Mitsubishi Outlander (2007 - 2012)
Car manufacturers seem to have lost their way. The luxurious sport utility vehicle (SUV) has been stripped of all its off-road capabilities and reduced to nothing more than a petrol-guzzling lifestyle vehicle. But Mitsubishi has promised to amend its ways! The new Outlander feels just at home off-road as on the motorway. To boot Mitsubishi claims that it has low fuel consumption. So, does the Outlander offer a way out? Is it the solution to all the old complaints?
The previous generation Outlander is still available under the new name Outlander Sport. It is still on the market, and rightly so. This new Outlander and the Outlander Sport are like chalk and cheese. The Outlander Sport is a large estate with all the external characteristics of a SUV. The new Outlander is a SUV as it is meant to be: an off-road car for daily use.
It is clearly visible that the Outlander was meant as a real off-roader from its appearance. The wheels have been placed at the furthest corners, reducing overhang to a minimum. The bumpers slant to prevent them catching when on steep climbs or inclines (front angle: 22 degrees, rear angle: 21 degrees), and the floor is protected by strong plates which run from bumper to bumper.
The two-part tailgate is extremely handy, making loading and unloading so easy. The lower section of the tailgate can double up as a seat for a maximum weight of 200 kilograms. Unfortunately the upper section does not open high enough, potentially risky for taller people.
The luggage space is enormous, which is why Mitsubishi has chosen to produce the Outlander as 7-seater car. However, they have somewhat overreached themselves. As the first back seat is on rails, there is sufficient leg space here. , all the same there is very little head space in the back.
With the simplest of moves, the second rear seat appears out of the floor of the boot as if by magic. These two extra seats are in fact pretty difficult to reach, with only enough head and leg space for (small) children. It'd be better to consider the Outlander as 5-seater, and not really as 7-seater.
Fortunately, the car does offers space in abundance. The front seats are very comfortable. The interior is modern and taut, but at the same time easy to keep clean even after an adventurous excursion.

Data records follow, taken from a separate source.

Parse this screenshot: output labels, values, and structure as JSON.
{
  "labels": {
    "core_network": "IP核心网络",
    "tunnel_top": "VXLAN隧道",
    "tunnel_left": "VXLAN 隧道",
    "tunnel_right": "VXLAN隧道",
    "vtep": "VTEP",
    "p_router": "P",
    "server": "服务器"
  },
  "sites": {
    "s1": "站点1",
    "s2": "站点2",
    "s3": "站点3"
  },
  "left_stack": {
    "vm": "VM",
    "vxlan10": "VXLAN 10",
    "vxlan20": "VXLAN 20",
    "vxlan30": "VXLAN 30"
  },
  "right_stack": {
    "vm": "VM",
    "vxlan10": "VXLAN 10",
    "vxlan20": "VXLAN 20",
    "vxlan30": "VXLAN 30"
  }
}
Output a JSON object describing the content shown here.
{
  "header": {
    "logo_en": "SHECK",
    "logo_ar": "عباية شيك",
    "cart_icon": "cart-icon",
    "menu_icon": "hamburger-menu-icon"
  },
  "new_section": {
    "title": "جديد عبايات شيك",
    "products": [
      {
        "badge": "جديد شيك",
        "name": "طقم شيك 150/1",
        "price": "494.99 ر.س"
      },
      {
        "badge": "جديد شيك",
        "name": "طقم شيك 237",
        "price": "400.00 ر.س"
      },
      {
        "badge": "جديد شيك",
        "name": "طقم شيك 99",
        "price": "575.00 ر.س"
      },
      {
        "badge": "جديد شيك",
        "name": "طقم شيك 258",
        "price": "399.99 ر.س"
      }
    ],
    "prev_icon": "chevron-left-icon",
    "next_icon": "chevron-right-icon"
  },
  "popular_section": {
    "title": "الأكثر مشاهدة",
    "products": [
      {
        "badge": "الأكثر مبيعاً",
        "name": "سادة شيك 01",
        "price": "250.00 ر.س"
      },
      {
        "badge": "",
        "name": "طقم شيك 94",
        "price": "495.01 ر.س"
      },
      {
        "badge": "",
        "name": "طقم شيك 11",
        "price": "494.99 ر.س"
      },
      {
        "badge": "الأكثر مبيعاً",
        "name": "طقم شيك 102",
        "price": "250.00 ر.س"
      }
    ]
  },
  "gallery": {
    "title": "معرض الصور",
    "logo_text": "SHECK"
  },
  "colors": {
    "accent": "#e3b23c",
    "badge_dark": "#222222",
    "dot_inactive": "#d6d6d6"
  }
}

The dashboard is best described as having been "tidied up". Nearly all the functions (and there are a lot!) are controlled with buttons placed on or around the wheel. The only buttons on the dash are those for the climate control. These large knobs look fairly tough but are in fact a bit dickey and let the final finish down. And another thing, the edges of front windows could do with improvement: at high speeds, the wind catches.
The combined audio, navigation and communication system of the test driven car, are controlled with a touch sensitive screen. The audio system does deserve an honourable mention in respect of this. Working with the audio specialist Rockford Fosgate, Mitsubishi has one of the best car audio systems on the market at the moment! There is still room for improvement, but then it'd cost twice as much (Volvo) or even five times as much (Lexus).

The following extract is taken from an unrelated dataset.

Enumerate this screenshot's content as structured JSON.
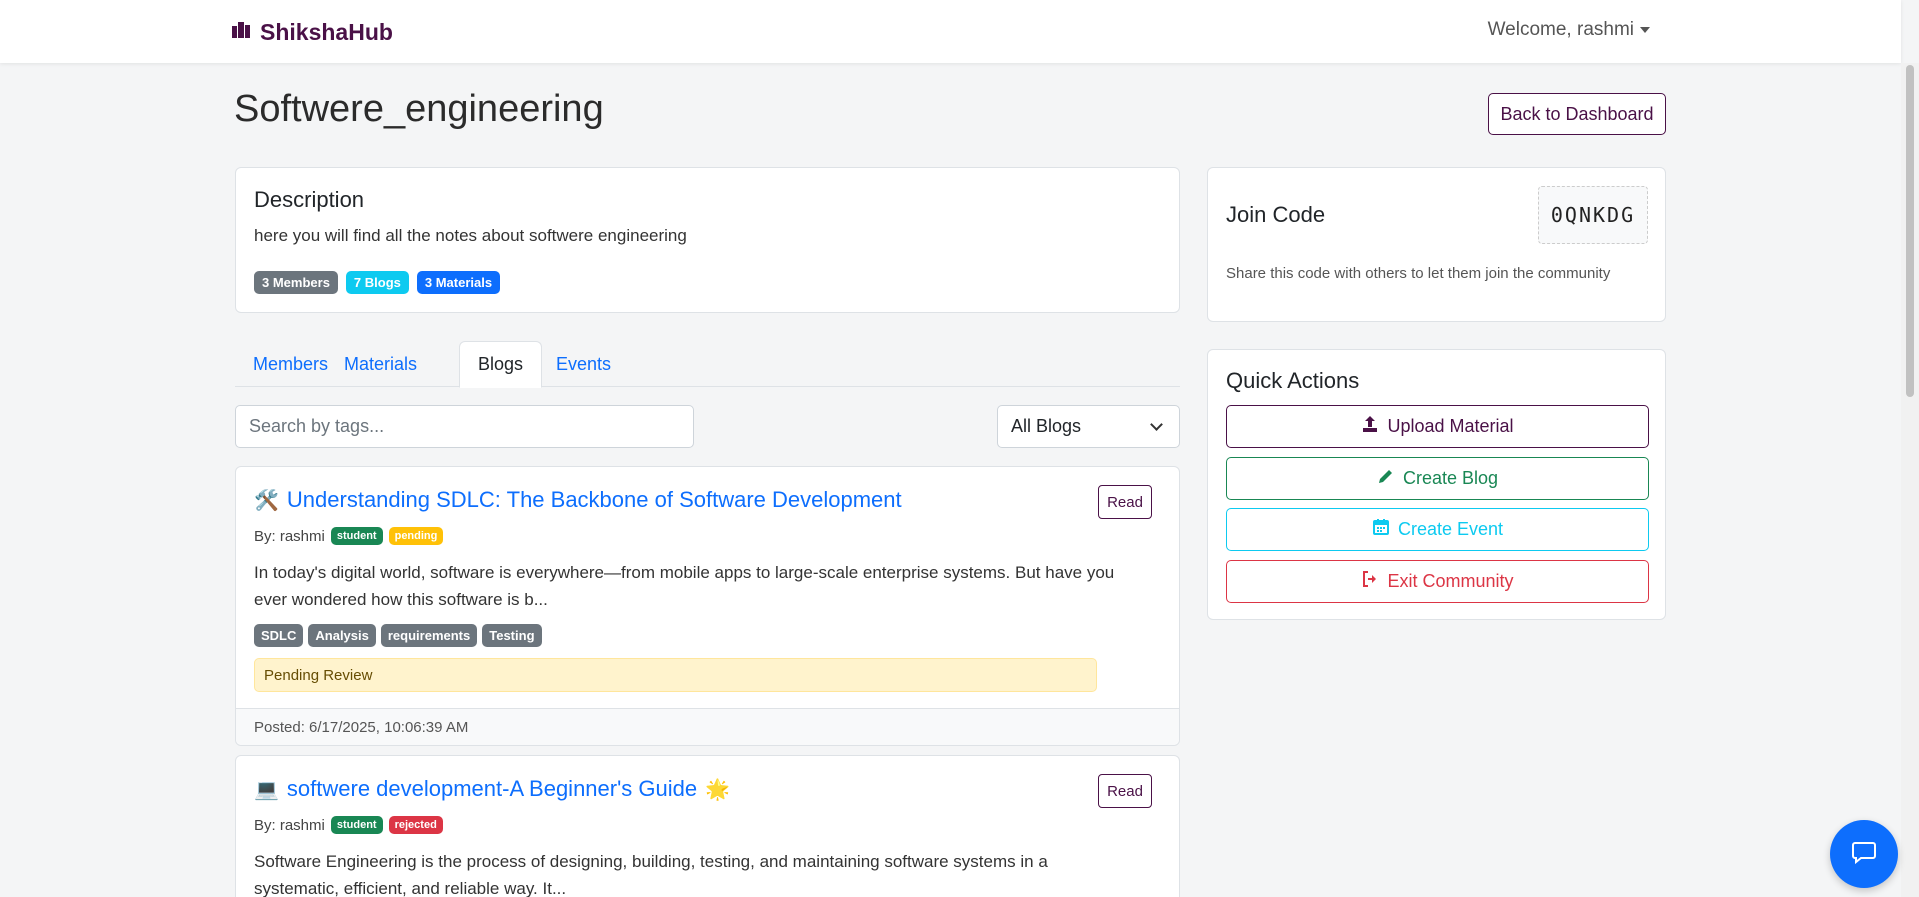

At the time of test driving the Outlander, there was only one engine available: the 2.0 litre four cylinder turbo diesel. This identifies it as a typical off-road engine. The Outlander reacts to acceleration just like a large, good-natured old softy. A sprint from traffic lights requires patience.

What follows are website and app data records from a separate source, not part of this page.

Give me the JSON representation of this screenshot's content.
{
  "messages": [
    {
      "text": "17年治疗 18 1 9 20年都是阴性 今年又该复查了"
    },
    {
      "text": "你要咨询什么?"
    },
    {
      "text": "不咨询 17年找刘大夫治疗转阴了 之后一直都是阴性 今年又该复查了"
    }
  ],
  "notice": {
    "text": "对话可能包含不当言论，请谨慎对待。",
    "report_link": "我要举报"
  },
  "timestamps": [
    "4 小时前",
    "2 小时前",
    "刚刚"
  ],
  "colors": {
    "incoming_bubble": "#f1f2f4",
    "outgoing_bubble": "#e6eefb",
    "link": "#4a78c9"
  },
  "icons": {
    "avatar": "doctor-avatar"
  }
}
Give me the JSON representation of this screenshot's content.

In the city, the Outlander is and will always be a large SUV. The car reacts with a certain slowness to steering commands, but the road handling is good. The Outlander doesn't require the driver to adjust their driving style. It is as safe as an ordinary family car.
On the motorway, the Outlander does show its power. Here, high cruising speeds are maintained easily. Also acceleration from high speed to an even higher speed poses absolutely no problem.
The Outlander is not really fast, however its performances are sufficient. Moreover a moderate consumption is comparable with the moderate need to perform. Mitsubishi promise an extremely moderate thirst of only 6.9 litres per 100 km. In practice, this is easily achievable and with a gentle driving style it can be even more efficient.
The low consumption is partly due to the two wheel drive which can be switched on or off. This means of course that on the open road it is not more mechanically driven than is necessary.
Away from prepared roads, the four wheel drive is activated with a simple switch of a button between the two front seats. With a slow response to the accelerator (without turbo gap), the Outlander is easy to manage off-road. Special gears for off-road use (low gearing) are unfortunately missing. The gradual increase of engine capacity as well as the well-chosen gearbox proportions makes the Outlander nevertheless very capable off-road.
When the four wheel drive is not enough, the mid-differential can be blocked with the same button between the front seats. Then the Outlander is able to make its way through thick mud or loose sand. In short: at last an SUV as it should be!
With the SUV being in hot water, Mitsubishi offers a solution with the new Outlander. Many of the frequently discussed disadvantages of SUVs are the moderate road handling, the considerable consumption and the lack of serious off-road capabilities. The new Mitsubishi Outlander has good road handling, an economical diesel engine and even has serious off-road capabilities.
However the car is not perfect; the rear space is not great and the finish leaves much to be desired. Apart from these imperfections, Mitsubishi has found the way which many other manufacturers have lost. The Outlander is an SUV as SUVs were meant to be.